Translocation, how does sucrose enter the phloem?
- Translocation is the TRANSPORT of ASSIMILATES throughout the plant, in the PHLOEM TISSUE.
- A SOURCE RELEASES SUCROSE INTO the phloem.
- A SINK REMOVES SUCROSE from the phloem.
Sucrose is loaded INTO the phloem by an active process. ATP is used by the COMPANION CELLS to ACTIVELY TRANSPORT HYDROGEN ions out of their CYTOPLASM and into surrounding TISSUE.
- This sets up a DIFFUSION GRADIENT and the HYDROGEN ions DIFFUSE BACK into the companion cells.
- This diffusion occurs through special TRANSPORTER PROTEINS.
- These proteins enable hydrogen ions to bring sucrose into the companion cells.
- As the concentration of sucrose builds up inside the companion cells, they DIFFUSE into the SIEVE TUBE ELEMENTS through the PLASMODESMATA.

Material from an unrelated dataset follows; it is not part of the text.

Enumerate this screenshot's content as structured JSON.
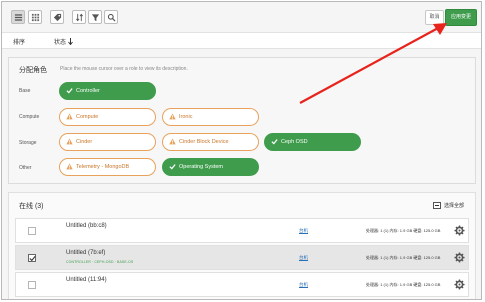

At the SOURCE:
- Sucrose entering sieve tube elements REDUCES WATER POTENTIAL inside sieve tube
- Causes WATER to move into SIEVE TUBE ELEMENT by OSMOSIS from tissues.
Movement of sucrose along the phloem
- This INCREASES HYDROSTATIC PRESSURE in the sieve tube at the SOURCE.
Movement at the SINK:
- Sucrose is used in the cells surrounding the phloem.
- Sucrose may be CONVERTED into STARCH for storage or may be used in a metabolic process e.g. RESPIRATION.
- This REDUCES sucrose CONCENTRATION in these cells.
- Sucrose molecules move by DIFFUSION or ACTIVE TRANSPORT from sieve tube element into surrounding tissue.
- This INCREASES WATER POTENTIAL in sieve tube element, so water molecules move into surrounding cells by OSMOSIS.
- This REDUCES HYDROSTATIC PRESSURE in the phloem at the SINK.
Movement along the phloem:
- Water entering the phloem at the SOURCE, moving DOWN the hydrostatic pressure GRADIENT and leaving the phloem at the SINK, produces a FLOW OF WATER along the phloem.
- Flow carries SUCROSE+assimilates along the phloem (MASS FLOW).
Where sources and sinks are
- Mass flow can occur in EITHER DIRECTION - UP OR DOWN the plant depending on WHERE the SUGARS are needed.
- Mass flow may occur up or down the plant in the SAME PHLOEM TUBE at DIFFERENT times.
- It may be moving ASSIMILATES UP the plant in some tubes and DOWN the plant in other tubes at the SAME TIME.
Most obvious SOURCE is a LEAF from summer to winter. Act as a SINK in spring.
ROOTS are a SOURCE in some times of the year and a SINK in others.